*ASSIGNMENT*. Among the entries that follow, some lines contain the word "votes". Show all of them.

SUPPLIED ENTRIES START

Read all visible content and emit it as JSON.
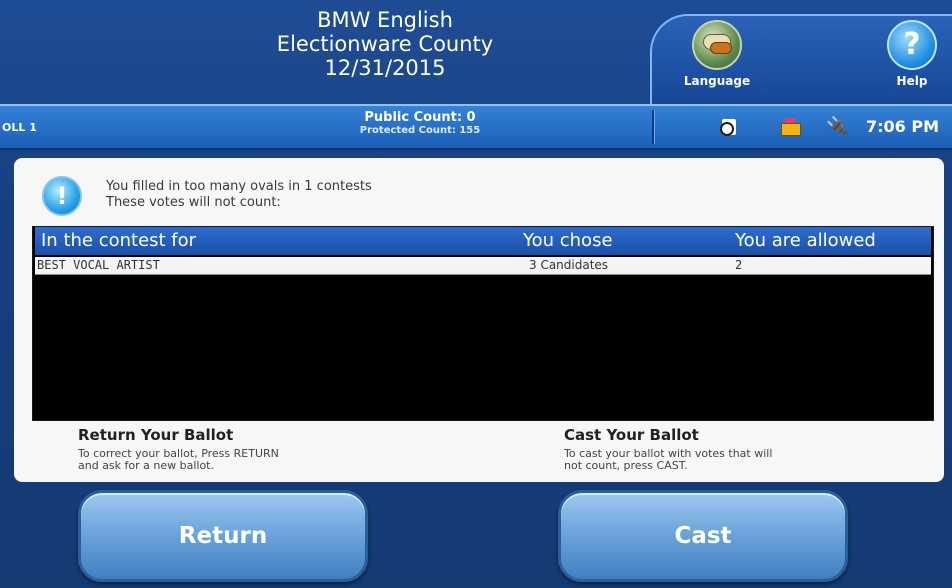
{
  "header": {
    "title_lines": [
      "BMW English",
      "Electionware County",
      "12/31/2015"
    ],
    "language_label": "Language",
    "help_label": "Help",
    "language_icon": "speech-bubbles-icon",
    "help_icon": "question-icon",
    "help_glyph": "?"
  },
  "status": {
    "poll": "OLL 1",
    "public_count": "Public Count: 0",
    "protected_count": "Protected Count: 155",
    "time": "7:06 PM",
    "icons": [
      "ballot-icon",
      "printer-icon",
      "power-plug-icon"
    ],
    "plug_glyph": "🔌"
  },
  "notice": {
    "icon_glyph": "!",
    "line1": "You filled in too many ovals in 1 contests",
    "line2": "These votes will not count:"
  },
  "table": {
    "headers": [
      "In the contest for",
      "You chose",
      "You are allowed"
    ],
    "rows": [
      [
        "BEST VOCAL ARTIST",
        "3 Candidates",
        "2"
      ]
    ]
  },
  "return_section": {
    "title": "Return Your Ballot",
    "desc_line1": "To correct your ballot, Press RETURN",
    "desc_line2": "and ask for a new ballot."
  },
  "cast_section": {
    "title": "Cast Your Ballot",
    "desc_line1": "To cast your ballot with votes that will",
    "desc_line2": "not count, press CAST."
  },
  "buttons": {
    "return_label": "Return",
    "cast_label": "Cast"
  },
  "colors": {
    "background": "#174080",
    "status_bar": "#2a72c8",
    "table_header": "#2460c0",
    "button": "#6ea6dc"
  }
}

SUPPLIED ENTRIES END

*YOUR SOLUTION*.
    "line2": "These votes will not count:"
    "desc_line1": "To cast your ballot with votes that will",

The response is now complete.